A dedication to traditions, which are in some cases dated, can lead to rigidity with chefs and guests refusing to stray from what they consider canon. For Duplechan, cuisine is constantly evolving. Italian food in Italy, for example, is always going to be different from the same dishes cooked in America because of different ingredients, climates, and chefs.

The history of Portuguese colonialism as it relates to food also struck a chord with Duplechan. “Before [colonists] kind of took over the world, food was very segregated and very different,” he says. “They went all over the place and stole from here and put it there and re-created the food map of the world to what we know now.”

Goa, in particular, with its inimitable mix of Portuguese and South Asian dishes, was especially tantalizing. “It’s two cultures that were forced together for no reason other than imperialism, but then they get this food culture that is more than the sum of their two parts,” he says.

Before opening Vixen’s Wedding in 2019, Duplechan embarked on a fact-finding mission to India, where he worked at two of Cardoz’s Mumbai restaurants. As Duplechan says, there is only so much research you can do from a distance; at some point you have to visit and experience a place to truly understand it.

It was also revelatory to him to see how creative those kitchens were with interpretations of dishes. “They put their own stamp on it, and that made me feel good because that’s what I wanted to do,” he says. “I didn’t want to go at it as somebody who says, ‘I’m a professional in Indian food,’ because realistically I’m not. I wanted to come from the standpoint that I’m really inspired by this idea, and I want to get in this realm of ingredients and ideas and just start messing around and riffing.”

The result is one of the city’s most unique and sought-after restaurants.

Or, as Texas Monthly put it in its review headline, “Unlike Any Restaurant in Austin.” How often—if ever—does one come across quail cafreal on a menu? The North African dish was disseminated by the Portuguese centuries ago and has become part of the canon of Goan cuisine.
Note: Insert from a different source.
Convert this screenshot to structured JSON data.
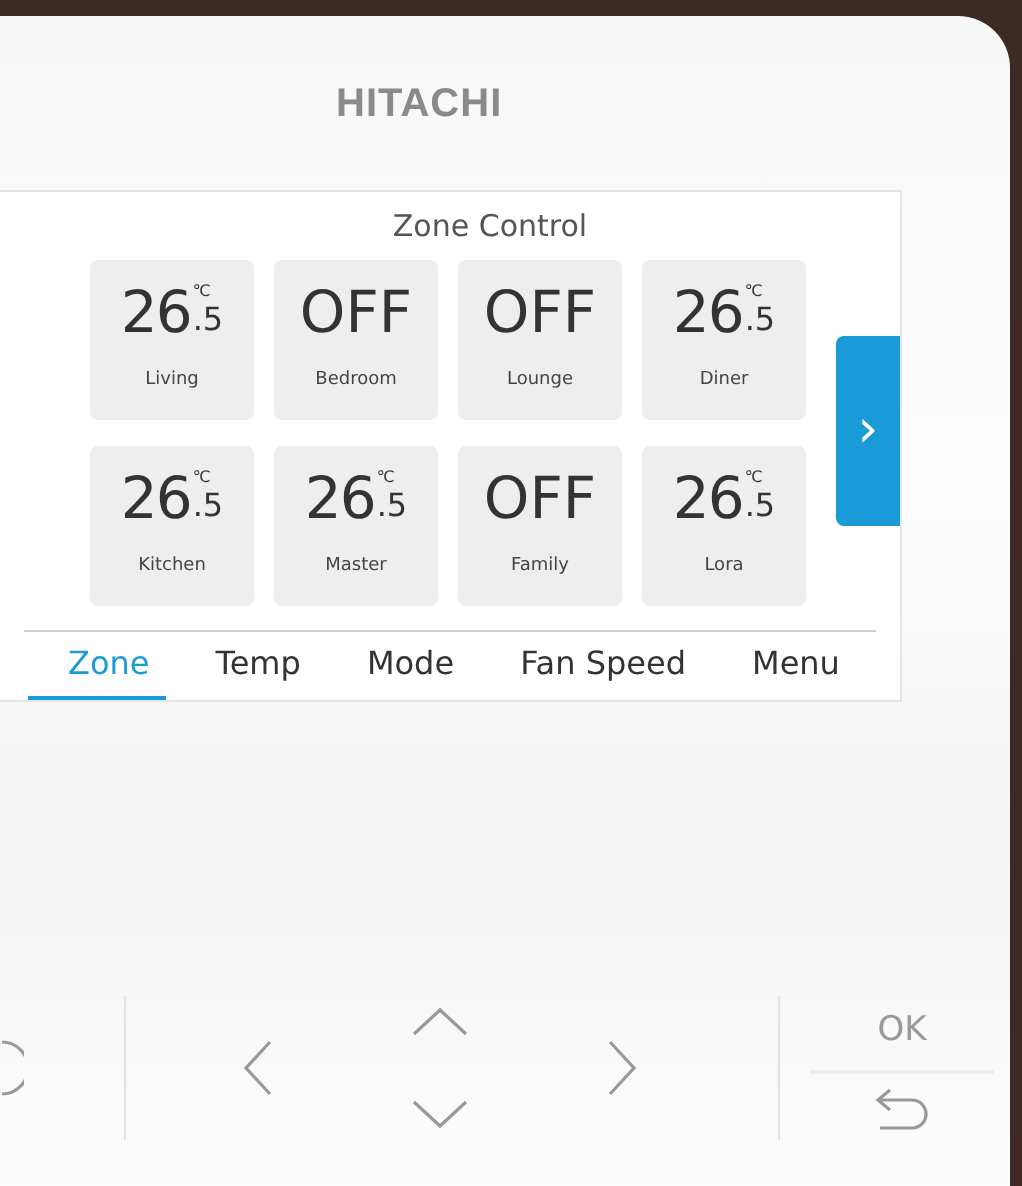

“On pretty much every menu, you see chicken cafreal, which is the classic,” Duplechan says of restaurants in Goa. “We wanted to take that and play with a little bit.” Because Duplechan considers Texas quail to be “awesome,” he paired it with a more traditional Goan sauce that is equal parts spicy and vinegar-based. “It’s such a good combination of flavors. If people didn’t know better, they’d say, “Man, is this like a Texas thing?’” he says.

Vixen’s Wedding also has a communal eating experience, which means that everyone who comes in to dine has the chance to break (turmeric sourdough) bread with their neighbor, whomever that may be.

And we almost forgot to mention: Austin is known for its sun showers.